I reserve my final words for Uhuru Kenyatta. I voted for you twice in 2013 and 2017. I deeply regret my vote.
You have turned out to be an admirable disappointment. You and DP Ruto had the best opportunity to take Kenya places considering the solid state of the economy that retired President Mwai Kibaki handed to you.
Instead, you have left a trail of disunity in Central province and the entire nation and tons of debts. Jubilee economic policies have been mostly disorienting.
You have mortgaged the country to China and allowed foreigners to run roughshod over Kenyans in the business arena. The dream of creating jobs for our youth has been lost under guise of creating an economy that benefits your family and cartels of well-connected individuals.
Kenya’s public debt as a percentage of GDP now stands at 68% in contrast to 38% when you took over in 2013. You wasted your time on projects that have little economic benefit to many and focused on projects that benefit a few.
The SGR project that gobbled up Ksh347Bn is a dinosaur diesel project that was overvalued and has under-performed in terms of return on investment. No wonder the rail line has gone to die at Naivasha instead of Kisumu, the original target because you borrowed too much and over promised to the Chinese.
You have literally abandoned your base throughout your Presidency. Central Province is crestfallen with millions of orphans who are still waiting for major projects that will create jobs for its youth especially in agriculture. It has only seen two major road projects in the last decade under Jubilee. That's it.
During your reign, your family has done well including your bank loaning Kenya Airways billions in a bailout as the Government guarantees the interest loan. Your family dairy business has gobbled up most of the competition as it seeks to solidify its invisible and almost near monopoly in the market.
The list of your family successes is endless. But it has come at a heavy price that I guess needs a vanguard from an incoming friendly regime. Project RAO.
Under your watch KRA became a weapon that went after perceived tax evaders (who were mostly from central province) who did not subscribe to your way of doing things. Many have paid a heavy price for your misadventures.
As the economy has tumbled and the prices of basic commodities have shot through the roof under your watch, Kenyans, wincing in pain, have sneaked an accusatory glare at you.
You have treated Central voters like zombies who will move in the direction you wish to protect your family interests and propagate your pet project. On August 9th I can promise you that Central and Eastern province will speak with one resounding voice as they bid you good bye and conceivably ecstatic that your reign has come to end.
As the Jubilee administration whimpers into the national sunset, voters will find themselves torn between Uhuru’s former preferred successor turned nemesis and his new project and now chosen successor. Uhuru expects Central to vote overwhelmingly for Raila – even if they have to hold their noses.
On August 9th I will put my feet up, make myself some hot tea and put in several movie series to watch. The thought of sanitizing a tragic process in order to grant power to the newest cartels in town is not my idea of a cup of tea.

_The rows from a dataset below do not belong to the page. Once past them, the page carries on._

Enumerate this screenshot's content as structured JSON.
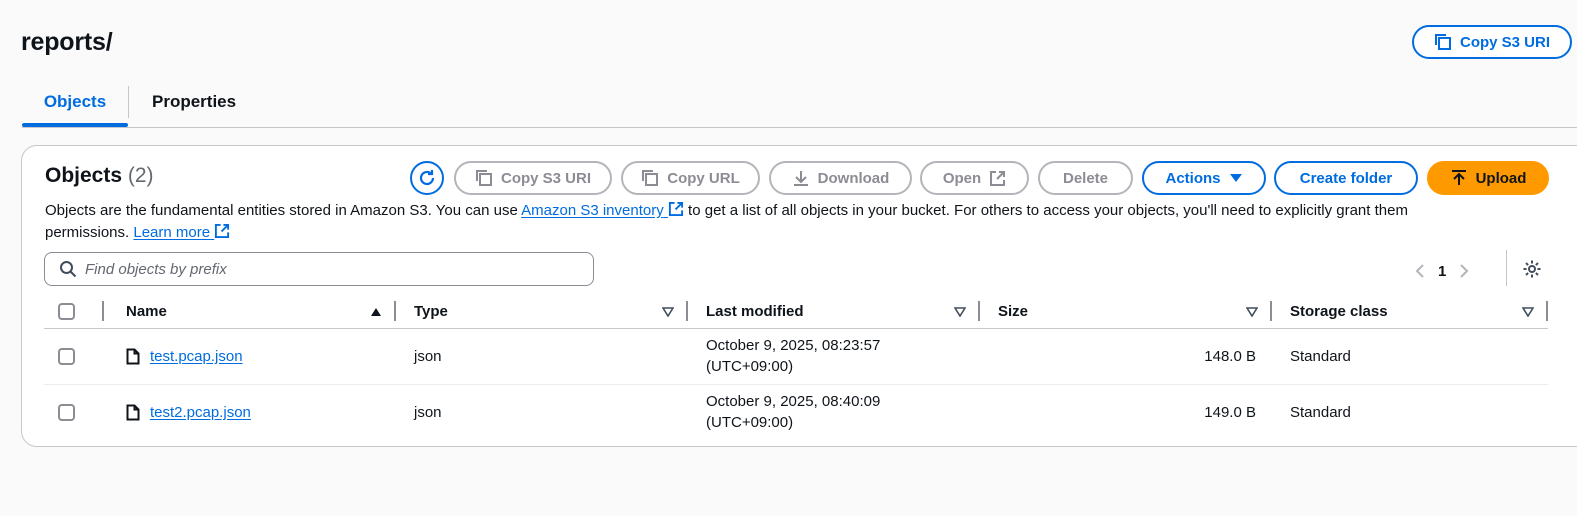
{
  "page": {
    "title": "reports/",
    "copy_s3_uri_label": "Copy S3 URI"
  },
  "tabs": [
    {
      "label": "Objects",
      "active": true
    },
    {
      "label": "Properties",
      "active": false
    }
  ],
  "objects_panel": {
    "heading": "Objects",
    "count": "(2)",
    "actions": {
      "copy_s3_uri": "Copy S3 URI",
      "copy_url": "Copy URL",
      "download": "Download",
      "open": "Open",
      "delete": "Delete",
      "actions": "Actions",
      "create_folder": "Create folder",
      "upload": "Upload"
    },
    "description": {
      "part1": "Objects are the fundamental entities stored in Amazon S3. You can use ",
      "link1": "Amazon S3 inventory",
      "part2": " to get a list of all objects in your bucket. For others to access your objects, you'll need to explicitly grant them permissions. ",
      "link2": "Learn more"
    },
    "search": {
      "placeholder": "Find objects by prefix",
      "value": ""
    },
    "pagination": {
      "current_page": "1"
    }
  },
  "table": {
    "columns": [
      "Name",
      "Type",
      "Last modified",
      "Size",
      "Storage class"
    ],
    "rows": [
      {
        "name": "test.pcap.json",
        "type": "json",
        "modified_line1": "October 9, 2025, 08:23:57",
        "modified_line2": "(UTC+09:00)",
        "size": "148.0 B",
        "storage_class": "Standard"
      },
      {
        "name": "test2.pcap.json",
        "type": "json",
        "modified_line1": "October 9, 2025, 08:40:09",
        "modified_line2": "(UTC+09:00)",
        "size": "149.0 B",
        "storage_class": "Standard"
      }
    ]
  },
  "colors": {
    "accent": "#006ce0",
    "upload": "#ff9900",
    "disabled": "#8c8c94"
  }
}
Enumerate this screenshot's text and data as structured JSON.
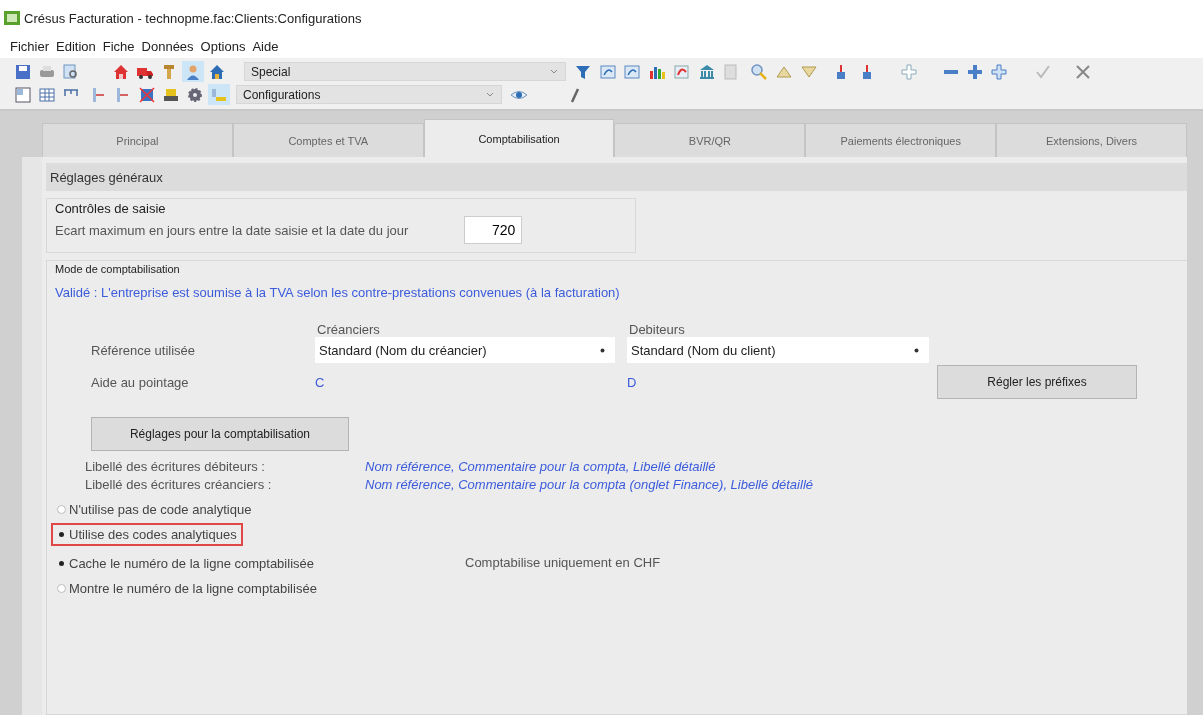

Don't expect to see me at any polling station and trust me, I will wake up the day after knowing that I was not part of the polluted process. Good luck to all of you.
Believe me. You will need it.
By Sayila Mganga